[[ RECORDS FOR PROCESSING, beginning ]]

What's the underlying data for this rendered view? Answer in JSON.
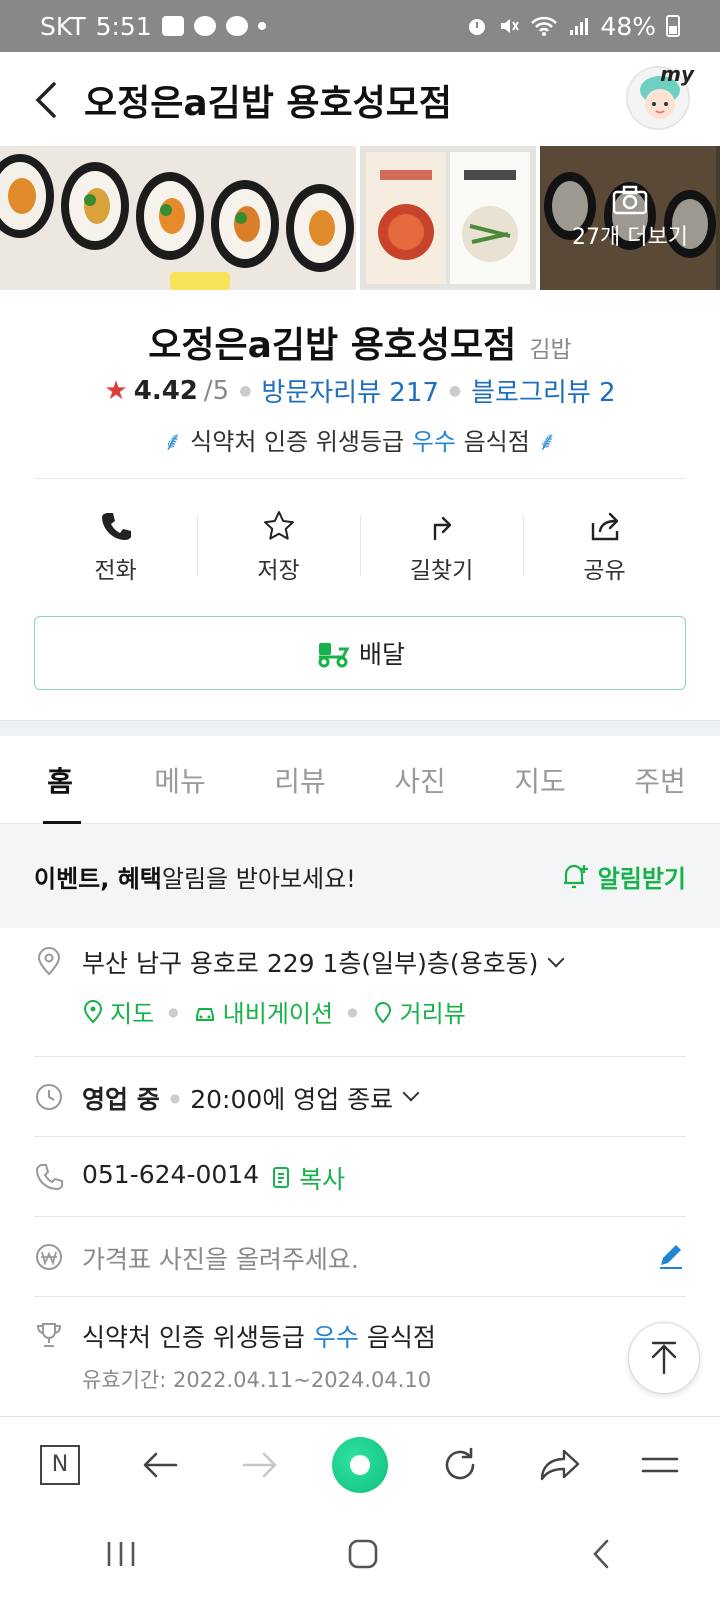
{
  "status_bar": {
    "carrier": "SKT",
    "time": "5:51",
    "battery": "48%",
    "icons": [
      "gallery-icon",
      "talk-icon",
      "chat-icon",
      "dot-icon",
      "alarm-icon",
      "mute-icon",
      "wifi-icon",
      "signal-icon",
      "battery-icon"
    ]
  },
  "header": {
    "title": "오정은a김밥 용호성모점",
    "avatar_label": "my"
  },
  "photos": {
    "more_label": "27개 더보기"
  },
  "place": {
    "name": "오정은a김밥 용호성모점",
    "category": "김밥",
    "rating": "4.42",
    "rating_max": "/5",
    "visitor_reviews": "방문자리뷰 217",
    "blog_reviews": "블로그리뷰 2",
    "hygiene_prefix": "식약처 인증 위생등급",
    "hygiene_grade": "우수",
    "hygiene_suffix": "음식점"
  },
  "actions": [
    {
      "label": "전화",
      "icon": "phone-icon"
    },
    {
      "label": "저장",
      "icon": "star-outline-icon"
    },
    {
      "label": "길찾기",
      "icon": "directions-icon"
    },
    {
      "label": "공유",
      "icon": "share-icon"
    }
  ],
  "delivery": {
    "label": "배달",
    "icon": "delivery-scooter-icon"
  },
  "tabs": [
    "홈",
    "메뉴",
    "리뷰",
    "사진",
    "지도",
    "주변"
  ],
  "active_tab": "홈",
  "notify": {
    "bold_text": "이벤트, 혜택",
    "text": " 알림을 받아보세요!",
    "cta": "알림받기"
  },
  "info": {
    "address": "부산 남구 용호로 229 1층(일부)층(용호동)",
    "map_link": "지도",
    "navi_link": "내비게이션",
    "street_link": "거리뷰",
    "hours_status": "영업 중",
    "hours_detail": "20:00에 영업 종료",
    "phone": "051-624-0014",
    "copy_label": "복사",
    "price_placeholder": "가격표 사진을 올려주세요.",
    "cert_prefix": "식약처 인증 위생등급",
    "cert_grade": "우수",
    "cert_suffix": "음식점",
    "cert_period": "유효기간: 2022.04.11~2024.04.10"
  },
  "browser_bar": {
    "home_label": "N"
  },
  "colors": {
    "green": "#17b24a",
    "blue": "#1f6fbf",
    "hygiene_blue": "#1f86d6",
    "star_red": "#e23b3b"
  }
}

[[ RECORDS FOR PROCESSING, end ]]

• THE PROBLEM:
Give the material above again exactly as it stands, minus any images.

• ANSWER TO THE EXERCISE:
What's the underlying data for this rendered view? Answer in JSON.
{
  "status_bar": {
    "carrier": "SKT",
    "time": "5:51",
    "battery": "48%",
    "icons": [
      "gallery-icon",
      "talk-icon",
      "chat-icon",
      "dot-icon",
      "alarm-icon",
      "mute-icon",
      "wifi-icon",
      "signal-icon",
      "battery-icon"
    ]
  },
  "header": {
    "title": "오정은a김밥 용호성모점",
    "avatar_label": "my"
  },
  "photos": {
    "more_label": "27개 더보기"
  },
  "place": {
    "name": "오정은a김밥 용호성모점",
    "category": "김밥",
    "rating": "4.42",
    "rating_max": "/5",
    "visitor_reviews": "방문자리뷰 217",
    "blog_reviews": "블로그리뷰 2",
    "hygiene_prefix": "식약처 인증 위생등급",
    "hygiene_grade": "우수",
    "hygiene_suffix": "음식점"
  },
  "actions": [
    {
      "label": "전화",
      "icon": "phone-icon"
    },
    {
      "label": "저장",
      "icon": "star-outline-icon"
    },
    {
      "label": "길찾기",
      "icon": "directions-icon"
    },
    {
      "label": "공유",
      "icon": "share-icon"
    }
  ],
  "delivery": {
    "label": "배달",
    "icon": "delivery-scooter-icon"
  },
  "tabs": [
    "홈",
    "메뉴",
    "리뷰",
    "사진",
    "지도",
    "주변"
  ],
  "active_tab": "홈",
  "notify": {
    "bold_text": "이벤트, 혜택",
    "text": " 알림을 받아보세요!",
    "cta": "알림받기"
  },
  "info": {
    "address": "부산 남구 용호로 229 1층(일부)층(용호동)",
    "map_link": "지도",
    "navi_link": "내비게이션",
    "street_link": "거리뷰",
    "hours_status": "영업 중",
    "hours_detail": "20:00에 영업 종료",
    "phone": "051-624-0014",
    "copy_label": "복사",
    "price_placeholder": "가격표 사진을 올려주세요.",
    "cert_prefix": "식약처 인증 위생등급",
    "cert_grade": "우수",
    "cert_suffix": "음식점",
    "cert_period": "유효기간: 2022.04.11~2024.04.10"
  },
  "browser_bar": {
    "home_label": "N"
  },
  "colors": {
    "green": "#17b24a",
    "blue": "#1f6fbf",
    "hygiene_blue": "#1f86d6",
    "star_red": "#e23b3b"
  }
}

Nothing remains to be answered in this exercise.